June 13 Software Main.jpg
Before tweaking it in Lightroom 5, this image started out quite crooked, too contrasty, and covered in dust spots from a dirty sensor. Debbie Grossman
Debbie Grossman

Debbie Grossman

The Lightroom 5 Beta has been available for some time now, but the official version is now ready for sale. It costs the same $149 ($79 if you’re upgrading), but comes with a whole pile of new functions and fixes. Here’s a look at what’s new so you can best decide whether you should make the leap.

Among the best new features in the Develop module are three that make retouching easier and more efficient: The Upright Lens Correction tool can automatically level the horizon and minimize vertical distortion; you can use the Visualize Spots setting to find and then quickly fix dots caused by dust on the sensor; and, in a long-anticipated move, Adobe has given the clone/heal tool the ability to be painted on to fix irregular, non-circular areas. (Unfortunately this isn’t pressure-sensitive for now.)

Download the free public beta at labs.adobe.com to try these tools for yourself.

Step 1


At first glance, Lightroom 5 looks very similar to Lightroom 4. You’ll only notice the changes as you begin to process your images. This flower photo is far too high in contrast—unfortunately, it was taken in bright midday sun. The image has other problems, too. There were dust spots on the camera’s sensor (visible in the sky), the perspective and level is skewed, and the flower doesn’t stand out enough as a subject. Start by addressing the exposure and lowering the overall contrast and fixing the white balance. These sliders work the same way as in LR4

Step 2
Corrections for both lens and perspective distortion keep getting better. One of the best new features in the Lightroom 5 beta is the Upright Lens Correction tool. **Check the boxes to Enable Profile Corrections and Remove Chromatic Aberration—the tool works best when those are turned on. **


_Start with Auto _
_Click Auto to level the horizon and fix Vertical distortion all at once. It seems to work very well automatically, but if you need to, fine-tune the fix by going to the Manual tab and adjusting its sliders._

Step 3


When dust gets on your sensor, it makes dots on your images. Removing them is easy, but sometimes spots you can hardly see on your display will show up when you print. Lightroom 5 can help you find and eliminate them. Choose Clone/Heal, and you’ll see a new menu item below your image. Check the box for Visualize Spots. Now the specks in the top-right corner of the image are much more clear. Use the Healing tool to remove them, and uncheck the Visualize Spots box to check your work.

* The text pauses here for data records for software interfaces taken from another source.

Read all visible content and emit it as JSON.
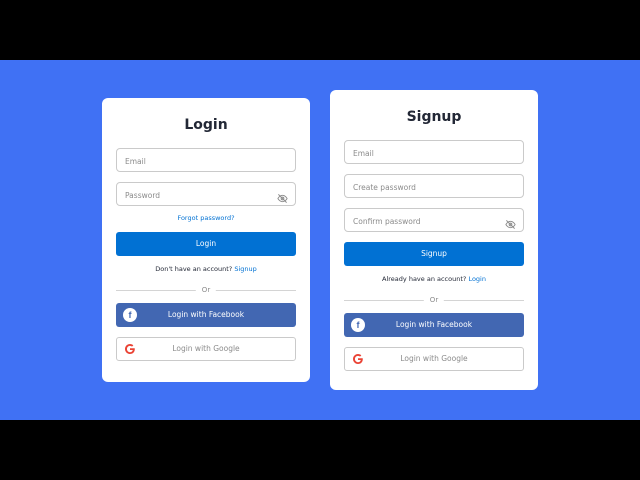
{
  "login": {
    "title": "Login",
    "email_placeholder": "Email",
    "password_placeholder": "Password",
    "forgot_label": "Forgot password?",
    "submit_label": "Login",
    "switch_text": "Don't have an account?",
    "switch_link": "Signup",
    "divider_label": "Or",
    "facebook_label": "Login with Facebook",
    "google_label": "Login with Google"
  },
  "signup": {
    "title": "Signup",
    "email_placeholder": "Email",
    "create_password_placeholder": "Create password",
    "confirm_password_placeholder": "Confirm password",
    "submit_label": "Signup",
    "switch_text": "Already have an account?",
    "switch_link": "Login",
    "divider_label": "Or",
    "facebook_label": "Login with Facebook",
    "google_label": "Login with Google"
  },
  "icons": {
    "eye": "eye-slash-icon",
    "facebook": "facebook-icon",
    "google": "google-icon"
  },
  "colors": {
    "background": "#4071f4",
    "primary": "#0171d3",
    "facebook": "#4267b2"
  }
}
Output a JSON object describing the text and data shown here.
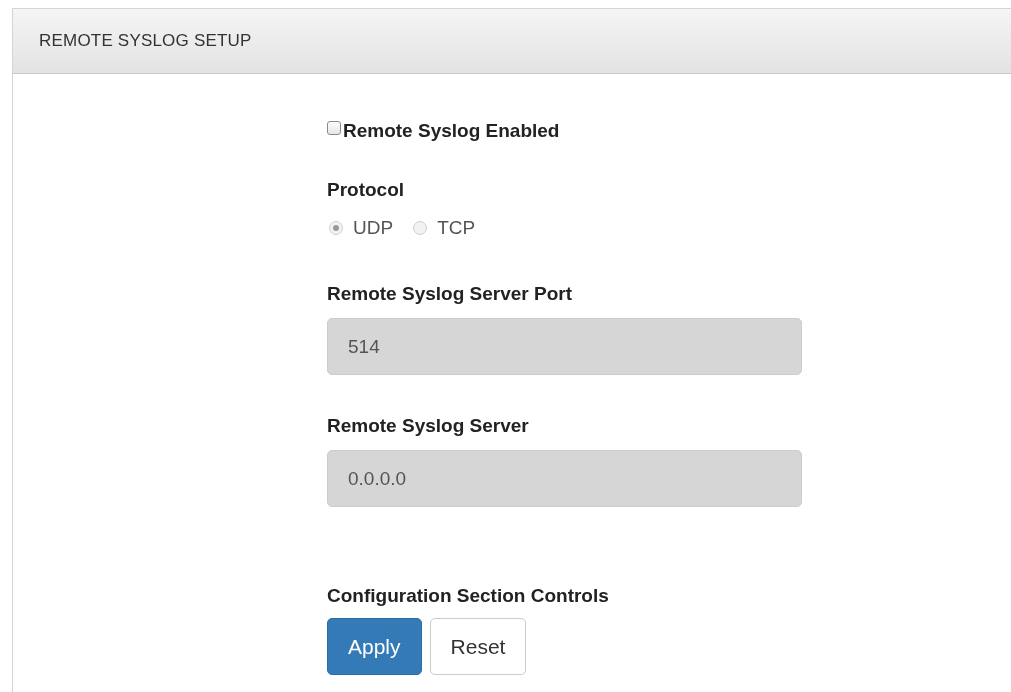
{
  "panel": {
    "title": "REMOTE SYSLOG SETUP"
  },
  "enabled": {
    "label": "Remote Syslog Enabled",
    "checked": false
  },
  "protocol": {
    "label": "Protocol",
    "disabled": true,
    "options": [
      {
        "label": "UDP",
        "selected": true
      },
      {
        "label": "TCP",
        "selected": false
      }
    ]
  },
  "fields": [
    {
      "label": "Remote Syslog Server Port",
      "value": "514",
      "disabled": true
    },
    {
      "label": "Remote Syslog Server",
      "value": "0.0.0.0",
      "disabled": true
    }
  ],
  "controls": {
    "label": "Configuration Section Controls",
    "buttons": [
      {
        "label": "Apply",
        "kind": "primary"
      },
      {
        "label": "Reset",
        "kind": "default"
      }
    ]
  }
}
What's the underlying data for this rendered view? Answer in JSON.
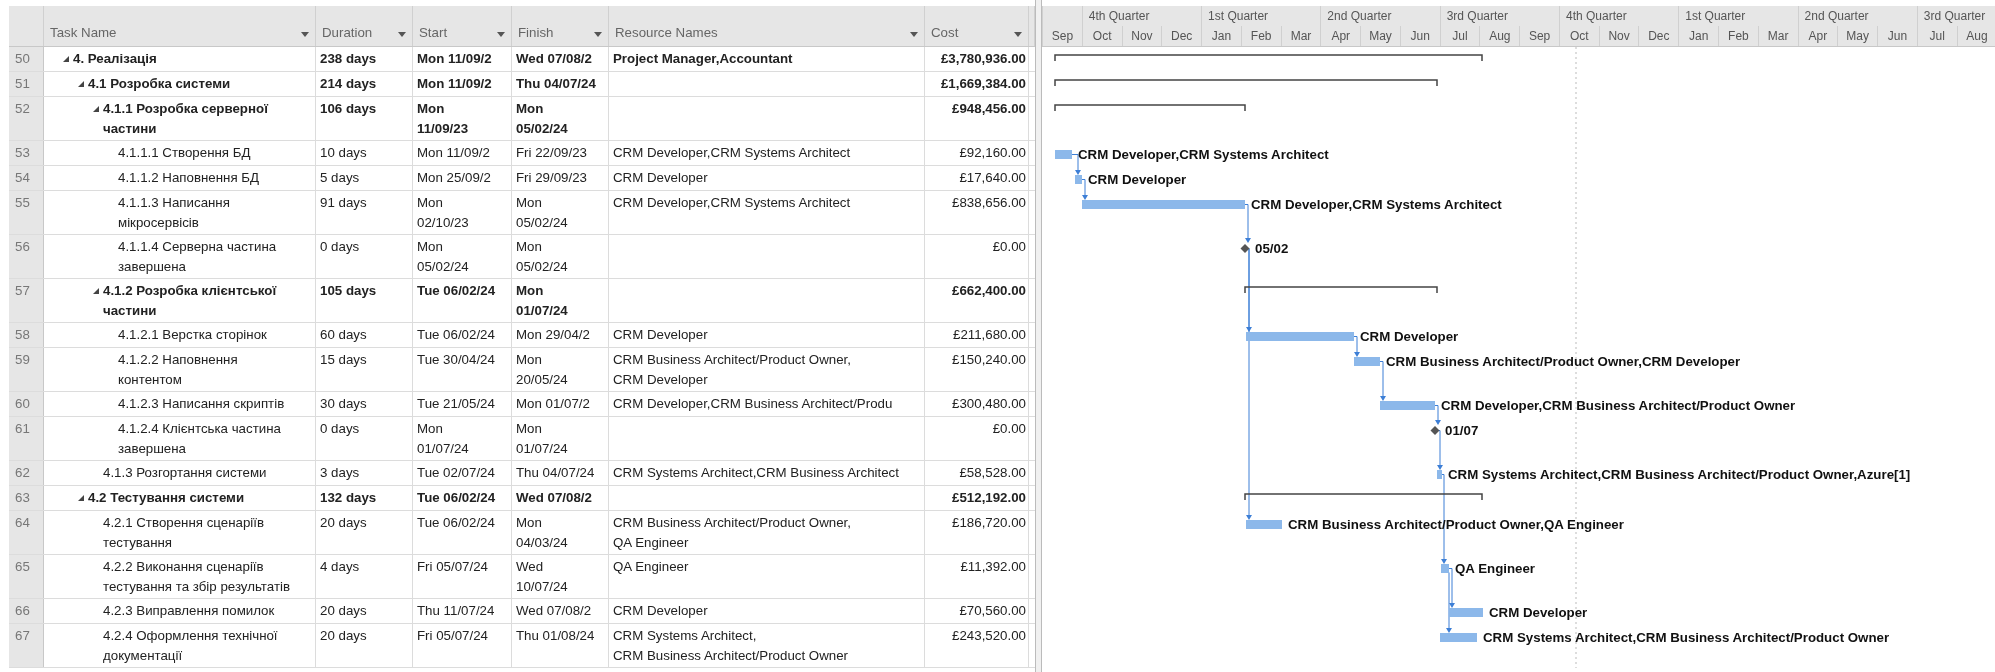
{
  "table": {
    "columns": [
      {
        "label": "Task Name"
      },
      {
        "label": "Duration"
      },
      {
        "label": "Start"
      },
      {
        "label": "Finish"
      },
      {
        "label": "Resource Names"
      },
      {
        "label": "Cost"
      }
    ],
    "tasks": [
      {
        "id": "50",
        "name": "4. Реалізація",
        "kind": "summary",
        "expanded": true,
        "duration": "238 days",
        "start": "Mon 11/09/2",
        "finish": "Wed 07/08/2",
        "resources": "Project Manager,Accountant",
        "cost": "£3,780,936.00",
        "children": [
          {
            "id": "51",
            "name": "4.1 Розробка системи",
            "kind": "summary",
            "expanded": true,
            "duration": "214 days",
            "start": "Mon 11/09/2",
            "finish": "Thu 04/07/24",
            "cost": "£1,669,384.00",
            "children": [
              {
                "id": "52",
                "name": "4.1.1 Розробка серверної\nчастини",
                "kind": "summary",
                "expanded": true,
                "duration": "106 days",
                "start": "Mon\n11/09/23",
                "finish": "Mon\n05/02/24",
                "cost": "£948,456.00",
                "children": [
                  {
                    "id": "53",
                    "name": "4.1.1.1 Створення БД",
                    "kind": "task",
                    "duration": "10 days",
                    "start": "Mon 11/09/2",
                    "finish": "Fri 22/09/23",
                    "resources": "CRM Developer,CRM Systems Architect",
                    "cost": "£92,160.00",
                    "bar_label": "CRM Developer,CRM Systems Architect"
                  },
                  {
                    "id": "54",
                    "name": "4.1.1.2 Наповнення БД",
                    "kind": "task",
                    "duration": "5 days",
                    "start": "Mon 25/09/2",
                    "finish": "Fri 29/09/23",
                    "resources": "CRM Developer",
                    "cost": "£17,640.00",
                    "bar_label": "CRM Developer"
                  },
                  {
                    "id": "55",
                    "name": "4.1.1.3 Написання\nмікросервісів",
                    "kind": "task",
                    "duration": "91 days",
                    "start": "Mon\n02/10/23",
                    "finish": "Mon\n05/02/24",
                    "resources": "CRM Developer,CRM Systems Architect",
                    "cost": "£838,656.00",
                    "bar_label": "CRM Developer,CRM Systems Architect"
                  },
                  {
                    "id": "56",
                    "name": "4.1.1.4 Серверна частина\nзавершена",
                    "kind": "milestone",
                    "duration": "0 days",
                    "start": "Mon\n05/02/24",
                    "finish": "Mon\n05/02/24",
                    "cost": "£0.00",
                    "bar_label": "05/02"
                  }
                ]
              },
              {
                "id": "57",
                "name": "4.1.2 Розробка клієнтської\nчастини",
                "kind": "summary",
                "expanded": true,
                "duration": "105 days",
                "start": "Tue 06/02/24",
                "finish": "Mon\n01/07/24",
                "cost": "£662,400.00",
                "children": [
                  {
                    "id": "58",
                    "name": "4.1.2.1 Верстка сторінок",
                    "kind": "task",
                    "duration": "60 days",
                    "start": "Tue 06/02/24",
                    "finish": "Mon 29/04/2",
                    "resources": "CRM Developer",
                    "cost": "£211,680.00",
                    "bar_label": "CRM Developer"
                  },
                  {
                    "id": "59",
                    "name": "4.1.2.2 Наповнення\nконтентом",
                    "kind": "task",
                    "duration": "15 days",
                    "start": "Tue 30/04/24",
                    "finish": "Mon\n20/05/24",
                    "resources": "CRM Business Architect/Product Owner,\nCRM Developer",
                    "cost": "£150,240.00",
                    "bar_label": "CRM Business Architect/Product Owner,CRM Developer"
                  },
                  {
                    "id": "60",
                    "name": "4.1.2.3 Написання скриптів",
                    "kind": "task",
                    "duration": "30 days",
                    "start": "Tue 21/05/24",
                    "finish": "Mon 01/07/2",
                    "resources": "CRM Developer,CRM Business Architect/Produ",
                    "cost": "£300,480.00",
                    "bar_label": "CRM Developer,CRM Business Architect/Product Owner"
                  },
                  {
                    "id": "61",
                    "name": "4.1.2.4 Клієнтська частина\nзавершена",
                    "kind": "milestone",
                    "duration": "0 days",
                    "start": "Mon\n01/07/24",
                    "finish": "Mon\n01/07/24",
                    "cost": "£0.00",
                    "bar_label": "01/07"
                  }
                ]
              },
              {
                "id": "62",
                "name": "4.1.3 Розгортання системи",
                "kind": "task",
                "duration": "3 days",
                "start": "Tue 02/07/24",
                "finish": "Thu 04/07/24",
                "resources": "CRM Systems Architect,CRM Business Architect",
                "cost": "£58,528.00",
                "bar_label": "CRM Systems Architect,CRM Business Architect/Product Owner,Azure[1]"
              }
            ]
          },
          {
            "id": "63",
            "name": "4.2 Тестування системи",
            "kind": "summary",
            "expanded": true,
            "duration": "132 days",
            "start": "Tue 06/02/24",
            "finish": "Wed 07/08/2",
            "cost": "£512,192.00",
            "children": [
              {
                "id": "64",
                "name": "4.2.1 Створення сценаріїв\nтестування",
                "kind": "task",
                "duration": "20 days",
                "start": "Tue 06/02/24",
                "finish": "Mon\n04/03/24",
                "resources": "CRM Business Architect/Product Owner,\nQA Engineer",
                "cost": "£186,720.00",
                "bar_label": "CRM Business Architect/Product Owner,QA Engineer"
              },
              {
                "id": "65",
                "name": "4.2.2 Виконання сценаріїв\nтестування та збір результатів",
                "kind": "task",
                "duration": "4 days",
                "start": "Fri 05/07/24",
                "finish": "Wed\n10/07/24",
                "resources": "QA Engineer",
                "cost": "£11,392.00",
                "bar_label": "QA Engineer"
              },
              {
                "id": "66",
                "name": "4.2.3 Виправлення помилок",
                "kind": "task",
                "duration": "20 days",
                "start": "Thu 11/07/24",
                "finish": "Wed 07/08/2",
                "resources": "CRM Developer",
                "cost": "£70,560.00",
                "bar_label": "CRM Developer"
              },
              {
                "id": "67",
                "name": "4.2.4 Оформлення технічної\nдокументації",
                "kind": "task",
                "duration": "20 days",
                "start": "Fri 05/07/24",
                "finish": "Thu 01/08/24",
                "resources": "CRM Systems Architect,\nCRM Business Architect/Product Owner",
                "cost": "£243,520.00",
                "bar_label": "CRM Systems Architect,CRM Business Architect/Product Owner"
              }
            ]
          }
        ]
      }
    ]
  },
  "timeline": {
    "quarters": [
      "4th Quarter",
      "1st Quarter",
      "2nd Quarter",
      "3rd Quarter",
      "4th Quarter",
      "1st Quarter",
      "2nd Quarter",
      "3rd Quarter"
    ],
    "months": [
      "Sep",
      "Oct",
      "Nov",
      "Dec",
      "Jan",
      "Feb",
      "Mar",
      "Apr",
      "May",
      "Jun",
      "Jul",
      "Aug",
      "Sep",
      "Oct",
      "Nov",
      "Dec",
      "Jan",
      "Feb",
      "Mar",
      "Apr",
      "May",
      "Jun",
      "Jul",
      "Aug"
    ]
  }
}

Step 4


With every new iteration of Lightroom, it seems there are more retouching tools that allow you to avoid Photoshop proper. LR5 introduces one that users have been hoping for: a cloning and healing brush that lets you actually paint over an area rather than just clicking a spot. Paint over the branch, then drag to select your source point.

Step 5
Another new tool among the selective adjustments is the Radial Filter, which allows you to select and apply adjustments to a circlular or oval-shaped area. It’s a great way to draw attention to a given region of your image. To bring out the flower, use the Radial tool to select it. Check the Invert Mask box to work on the thing you circled, rather than the area outside. Up the Shadows and Clarity to make the rose pop.


Radial Filter Tricks
This filter can be useful for quickly selecting a region when you need to fix the white balance in mixed-lighting scenes. Use it with Sharpness to add blur to everything outside your selection. Add multiple circles to duplicate an effect in more than one area. And, yes, you can desaturate the whole image surrounding what is circled—but we hope you will do so sparingly.

Final Step


Now for some finishing touches. Grab the Graduated Filter tool and set it to Sharpness. Crank it down and click and drag up from the bottom of the image to add some blur to the foreground and further draw focus to the flower. Hit the H key to hide the tool and see its effect. Finally, use the Adjustment Brush to add a bit more saturation to the blossom.